In plain English
This amendment repeals bans on aliens owning property in the state, the requirement for high-speed rail systems from the Florida Constitution, and other items.

Amendment 12
Lobbying and Abuse of Office by Public Officers

Result:
Yes 79% (Approved)
No 21%
(99% reporting)

Background
The Florida Legislature authorized a “Constitution Revision Commission” which referred this measure as a possible constitutional amendment.

Wording on the ballot
Expands current restrictions on lobbying for compensation by former public officers; creates restrictions on lobbying for compensation by serving public officers and former justices and judges; provides exceptions; prohibits abuse of a public position by public officers and employees to obtain a personal benefit.

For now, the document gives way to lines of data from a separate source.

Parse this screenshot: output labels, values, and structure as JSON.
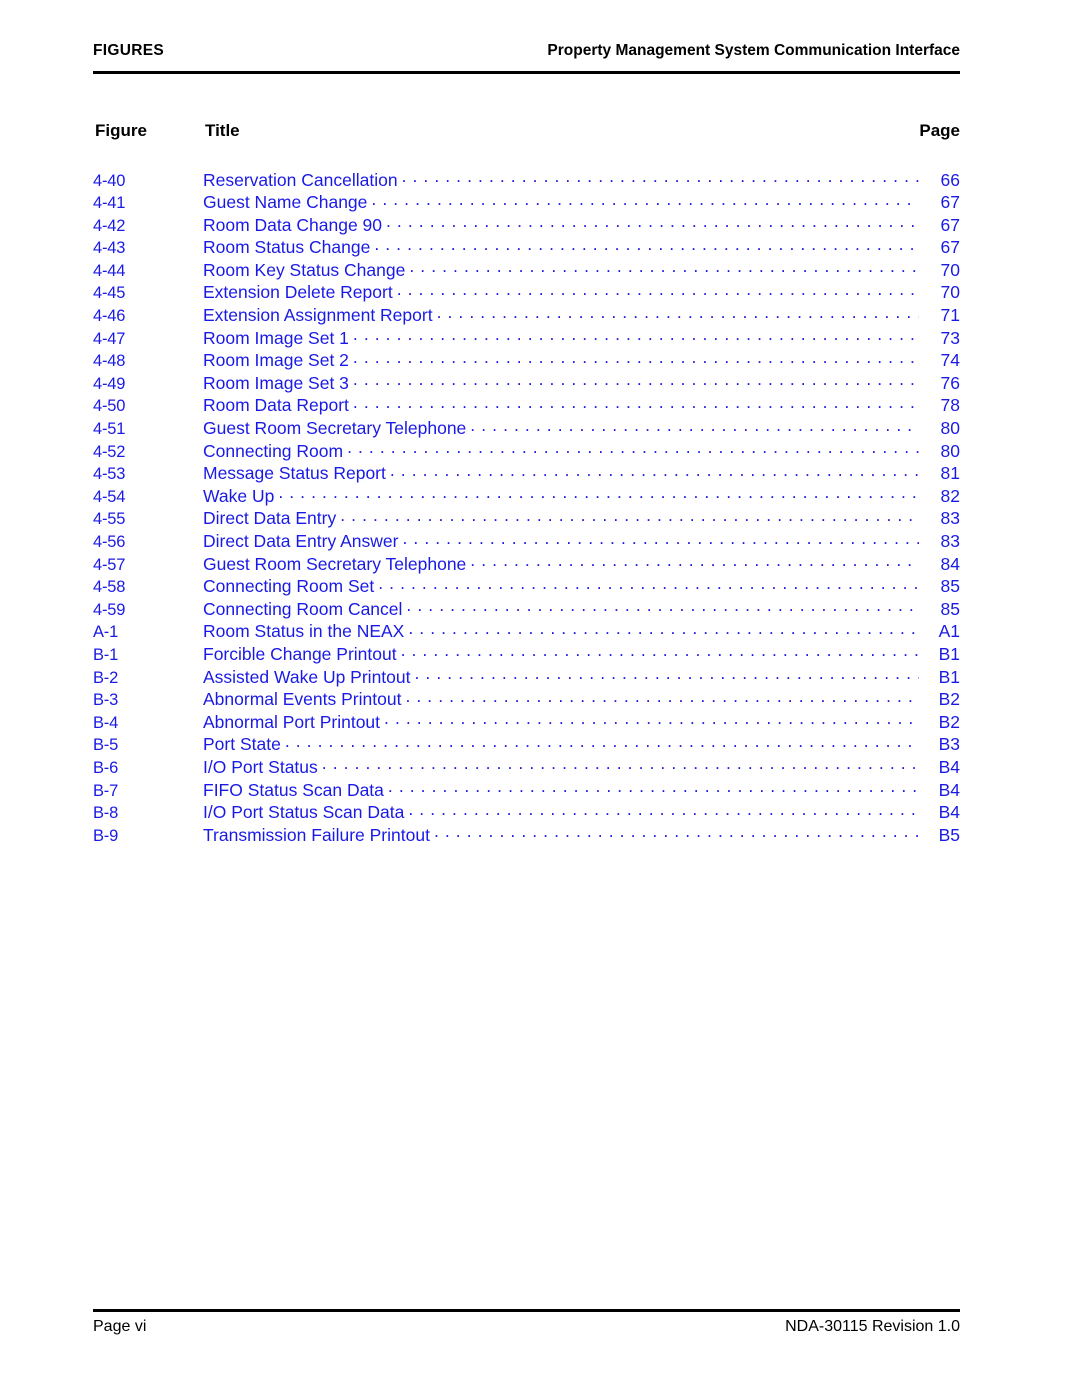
{
  "header": {
    "left_label": "FIGURES",
    "document_title": "Property Management System Communication Interface"
  },
  "columns": {
    "figure": "Figure",
    "title": "Title",
    "page": "Page"
  },
  "colors": {
    "entry_blue": "#1A1AE6",
    "text_black": "#000000",
    "rule_black": "#000000"
  },
  "entries": [
    {
      "num": "4-40",
      "title": "Reservation Cancellation",
      "page": "66"
    },
    {
      "num": "4-41",
      "title": "Guest Name Change",
      "page": "67"
    },
    {
      "num": "4-42",
      "title": "Room Data Change 90",
      "page": "67"
    },
    {
      "num": "4-43",
      "title": "Room Status Change",
      "page": "67"
    },
    {
      "num": "4-44",
      "title": "Room Key Status Change",
      "page": "70"
    },
    {
      "num": "4-45",
      "title": "Extension Delete Report",
      "page": "70"
    },
    {
      "num": "4-46",
      "title": "Extension Assignment Report",
      "page": "71"
    },
    {
      "num": "4-47",
      "title": "Room Image Set 1",
      "page": "73"
    },
    {
      "num": "4-48",
      "title": "Room Image Set 2",
      "page": "74"
    },
    {
      "num": "4-49",
      "title": "Room Image Set 3",
      "page": "76"
    },
    {
      "num": "4-50",
      "title": "Room Data Report",
      "page": "78"
    },
    {
      "num": "4-51",
      "title": "Guest Room Secretary Telephone",
      "page": "80"
    },
    {
      "num": "4-52",
      "title": "Connecting Room",
      "page": "80"
    },
    {
      "num": "4-53",
      "title": "Message Status Report",
      "page": "81"
    },
    {
      "num": "4-54",
      "title": "Wake Up",
      "page": "82"
    },
    {
      "num": "4-55",
      "title": "Direct Data Entry",
      "page": "83"
    },
    {
      "num": "4-56",
      "title": "Direct Data Entry Answer",
      "page": "83"
    },
    {
      "num": "4-57",
      "title": "Guest Room Secretary Telephone",
      "page": "84"
    },
    {
      "num": "4-58",
      "title": "Connecting Room Set",
      "page": "85"
    },
    {
      "num": "4-59",
      "title": "Connecting Room Cancel",
      "page": "85"
    },
    {
      "num": "A-1",
      "title": "Room Status in the NEAX",
      "page": "A1"
    },
    {
      "num": "B-1",
      "title": "Forcible Change Printout",
      "page": "B1"
    },
    {
      "num": "B-2",
      "title": "Assisted Wake Up Printout",
      "page": "B1"
    },
    {
      "num": "B-3",
      "title": "Abnormal Events Printout",
      "page": "B2"
    },
    {
      "num": "B-4",
      "title": "Abnormal Port Printout",
      "page": "B2"
    },
    {
      "num": "B-5",
      "title": "Port State",
      "page": "B3"
    },
    {
      "num": "B-6",
      "title": "I/O Port Status",
      "page": "B4"
    },
    {
      "num": "B-7",
      "title": "FIFO Status Scan Data",
      "page": "B4"
    },
    {
      "num": "B-8",
      "title": "I/O Port Status Scan Data",
      "page": "B4"
    },
    {
      "num": "B-9",
      "title": "Transmission Failure Printout",
      "page": "B5"
    }
  ],
  "footer": {
    "left": "Page vi",
    "right": "NDA-30115 Revision 1.0"
  }
}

In plain English
Bans public officials from lobbying for money while they are in office and for a period of six years after leaving office.

Amendment 13
Ends Dog Racing

Result:
Yes 69% (Approved)
No 31%
(99% reporting)

Background
The Florida Legislature authorized a “Constitution Revision Commission” which referred this measure as a possible constitutional amendment. Dog racing is one of several “pari-mutuel” wagering or gaming sports in Florida. 

MORE: Future of greyhound racing in Florida on the line in general election

Wording on the ballot
Phasing out commercial dog racing in connection with wagering by 2020. Other gaming activities are not affected.

In plain English
Bans dog racing and gambling on dog racing (greyhounds and other breeds).

Voters say goodbye to dog racing in Florida